Excerpts from a dataset:
╔══

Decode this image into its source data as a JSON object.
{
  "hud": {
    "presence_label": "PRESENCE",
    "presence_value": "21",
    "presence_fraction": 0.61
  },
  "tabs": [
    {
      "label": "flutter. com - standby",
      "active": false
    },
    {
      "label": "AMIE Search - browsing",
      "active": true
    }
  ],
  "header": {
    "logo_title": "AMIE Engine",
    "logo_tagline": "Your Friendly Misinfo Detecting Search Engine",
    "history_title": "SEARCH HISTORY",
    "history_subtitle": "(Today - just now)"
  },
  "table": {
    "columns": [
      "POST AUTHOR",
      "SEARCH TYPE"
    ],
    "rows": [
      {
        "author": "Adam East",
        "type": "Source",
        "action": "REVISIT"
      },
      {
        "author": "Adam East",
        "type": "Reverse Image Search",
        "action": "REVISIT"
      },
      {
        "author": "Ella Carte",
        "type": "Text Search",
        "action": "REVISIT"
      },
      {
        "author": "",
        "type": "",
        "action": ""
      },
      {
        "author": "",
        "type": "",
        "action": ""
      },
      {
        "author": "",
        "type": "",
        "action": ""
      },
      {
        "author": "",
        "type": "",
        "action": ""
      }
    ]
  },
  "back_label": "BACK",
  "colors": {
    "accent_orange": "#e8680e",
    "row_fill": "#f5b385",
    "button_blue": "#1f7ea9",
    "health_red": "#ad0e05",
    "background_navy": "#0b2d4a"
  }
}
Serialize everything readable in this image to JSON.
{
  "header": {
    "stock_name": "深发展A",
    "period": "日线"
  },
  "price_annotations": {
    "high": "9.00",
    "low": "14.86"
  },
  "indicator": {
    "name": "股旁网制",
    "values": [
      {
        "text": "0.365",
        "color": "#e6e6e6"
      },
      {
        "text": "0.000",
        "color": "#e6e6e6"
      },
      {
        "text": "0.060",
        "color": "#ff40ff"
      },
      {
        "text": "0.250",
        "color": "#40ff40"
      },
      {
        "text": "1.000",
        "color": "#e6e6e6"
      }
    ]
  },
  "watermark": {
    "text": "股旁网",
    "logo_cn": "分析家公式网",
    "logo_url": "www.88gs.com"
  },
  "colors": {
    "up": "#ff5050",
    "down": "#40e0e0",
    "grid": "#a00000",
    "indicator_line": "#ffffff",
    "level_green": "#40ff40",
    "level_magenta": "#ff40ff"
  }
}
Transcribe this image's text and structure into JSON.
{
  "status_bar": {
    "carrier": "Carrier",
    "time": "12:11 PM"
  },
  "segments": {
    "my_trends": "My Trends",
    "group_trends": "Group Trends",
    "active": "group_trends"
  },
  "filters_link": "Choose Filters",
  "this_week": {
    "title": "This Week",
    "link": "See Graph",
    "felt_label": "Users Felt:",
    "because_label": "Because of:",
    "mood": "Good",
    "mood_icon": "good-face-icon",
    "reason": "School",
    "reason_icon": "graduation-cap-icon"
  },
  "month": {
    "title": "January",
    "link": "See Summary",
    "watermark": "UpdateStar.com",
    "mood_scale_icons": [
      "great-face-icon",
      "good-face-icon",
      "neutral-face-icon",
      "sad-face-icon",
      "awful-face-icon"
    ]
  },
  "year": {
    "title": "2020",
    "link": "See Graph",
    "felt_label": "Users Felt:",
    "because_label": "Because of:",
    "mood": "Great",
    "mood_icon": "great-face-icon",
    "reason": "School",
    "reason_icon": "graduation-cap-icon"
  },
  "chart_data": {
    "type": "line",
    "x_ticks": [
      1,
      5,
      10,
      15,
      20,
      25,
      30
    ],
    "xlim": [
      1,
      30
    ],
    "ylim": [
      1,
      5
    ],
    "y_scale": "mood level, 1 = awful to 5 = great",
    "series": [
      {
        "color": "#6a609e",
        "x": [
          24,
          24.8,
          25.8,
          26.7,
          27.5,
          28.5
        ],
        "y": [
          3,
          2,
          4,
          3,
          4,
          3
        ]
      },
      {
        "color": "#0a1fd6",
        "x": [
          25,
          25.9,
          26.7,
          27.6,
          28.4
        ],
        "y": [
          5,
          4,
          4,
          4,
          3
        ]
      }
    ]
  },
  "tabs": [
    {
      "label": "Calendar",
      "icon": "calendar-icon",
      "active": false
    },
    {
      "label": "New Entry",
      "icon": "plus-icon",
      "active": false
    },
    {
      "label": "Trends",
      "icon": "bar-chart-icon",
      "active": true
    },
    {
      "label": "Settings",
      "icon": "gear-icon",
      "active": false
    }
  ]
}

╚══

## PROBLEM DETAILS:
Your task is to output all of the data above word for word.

## EXERCISE RESULT:
Decode this image into its source data as a JSON object.
{
  "hud": {
    "presence_label": "PRESENCE",
    "presence_value": "21",
    "presence_fraction": 0.61
  },
  "tabs": [
    {
      "label": "flutter. com - standby",
      "active": false
    },
    {
      "label": "AMIE Search - browsing",
      "active": true
    }
  ],
  "header": {
    "logo_title": "AMIE Engine",
    "logo_tagline": "Your Friendly Misinfo Detecting Search Engine",
    "history_title": "SEARCH HISTORY",
    "history_subtitle": "(Today - just now)"
  },
  "table": {
    "columns": [
      "POST AUTHOR",
      "SEARCH TYPE"
    ],
    "rows": [
      {
        "author": "Adam East",
        "type": "Source",
        "action": "REVISIT"
      },
      {
        "author": "Adam East",
        "type": "Reverse Image Search",
        "action": "REVISIT"
      },
      {
        "author": "Ella Carte",
        "type": "Text Search",
        "action": "REVISIT"
      },
      {
        "author": "",
        "type": "",
        "action": ""
      },
      {
        "author": "",
        "type": "",
        "action": ""
      },
      {
        "author": "",
        "type": "",
        "action": ""
      },
      {
        "author": "",
        "type": "",
        "action": ""
      }
    ]
  },
  "back_label": "BACK",
  "colors": {
    "accent_orange": "#e8680e",
    "row_fill": "#f5b385",
    "button_blue": "#1f7ea9",
    "health_red": "#ad0e05",
    "background_navy": "#0b2d4a"
  }
}
Serialize everything readable in this image to JSON.
{
  "header": {
    "stock_name": "深发展A",
    "period": "日线"
  },
  "price_annotations": {
    "high": "9.00",
    "low": "14.86"
  },
  "indicator": {
    "name": "股旁网制",
    "values": [
      {
        "text": "0.365",
        "color": "#e6e6e6"
      },
      {
        "text": "0.000",
        "color": "#e6e6e6"
      },
      {
        "text": "0.060",
        "color": "#ff40ff"
      },
      {
        "text": "0.250",
        "color": "#40ff40"
      },
      {
        "text": "1.000",
        "color": "#e6e6e6"
      }
    ]
  },
  "watermark": {
    "text": "股旁网",
    "logo_cn": "分析家公式网",
    "logo_url": "www.88gs.com"
  },
  "colors": {
    "up": "#ff5050",
    "down": "#40e0e0",
    "grid": "#a00000",
    "indicator_line": "#ffffff",
    "level_green": "#40ff40",
    "level_magenta": "#ff40ff"
  }
}
Transcribe this image's text and structure into JSON.
{
  "status_bar": {
    "carrier": "Carrier",
    "time": "12:11 PM"
  },
  "segments": {
    "my_trends": "My Trends",
    "group_trends": "Group Trends",
    "active": "group_trends"
  },
  "filters_link": "Choose Filters",
  "this_week": {
    "title": "This Week",
    "link": "See Graph",
    "felt_label": "Users Felt:",
    "because_label": "Because of:",
    "mood": "Good",
    "mood_icon": "good-face-icon",
    "reason": "School",
    "reason_icon": "graduation-cap-icon"
  },
  "month": {
    "title": "January",
    "link": "See Summary",
    "watermark": "UpdateStar.com",
    "mood_scale_icons": [
      "great-face-icon",
      "good-face-icon",
      "neutral-face-icon",
      "sad-face-icon",
      "awful-face-icon"
    ]
  },
  "year": {
    "title": "2020",
    "link": "See Graph",
    "felt_label": "Users Felt:",
    "because_label": "Because of:",
    "mood": "Great",
    "mood_icon": "great-face-icon",
    "reason": "School",
    "reason_icon": "graduation-cap-icon"
  },
  "chart_data": {
    "type": "line",
    "x_ticks": [
      1,
      5,
      10,
      15,
      20,
      25,
      30
    ],
    "xlim": [
      1,
      30
    ],
    "ylim": [
      1,
      5
    ],
    "y_scale": "mood level, 1 = awful to 5 = great",
    "series": [
      {
        "color": "#6a609e",
        "x": [
          24,
          24.8,
          25.8,
          26.7,
          27.5,
          28.5
        ],
        "y": [
          3,
          2,
          4,
          3,
          4,
          3
        ]
      },
      {
        "color": "#0a1fd6",
        "x": [
          25,
          25.9,
          26.7,
          27.6,
          28.4
        ],
        "y": [
          5,
          4,
          4,
          4,
          3
        ]
      }
    ]
  },
  "tabs": [
    {
      "label": "Calendar",
      "icon": "calendar-icon",
      "active": false
    },
    {
      "label": "New Entry",
      "icon": "plus-icon",
      "active": false
    },
    {
      "label": "Trends",
      "icon": "bar-chart-icon",
      "active": true
    },
    {
      "label": "Settings",
      "icon": "gear-icon",
      "active": false
    }
  ]
}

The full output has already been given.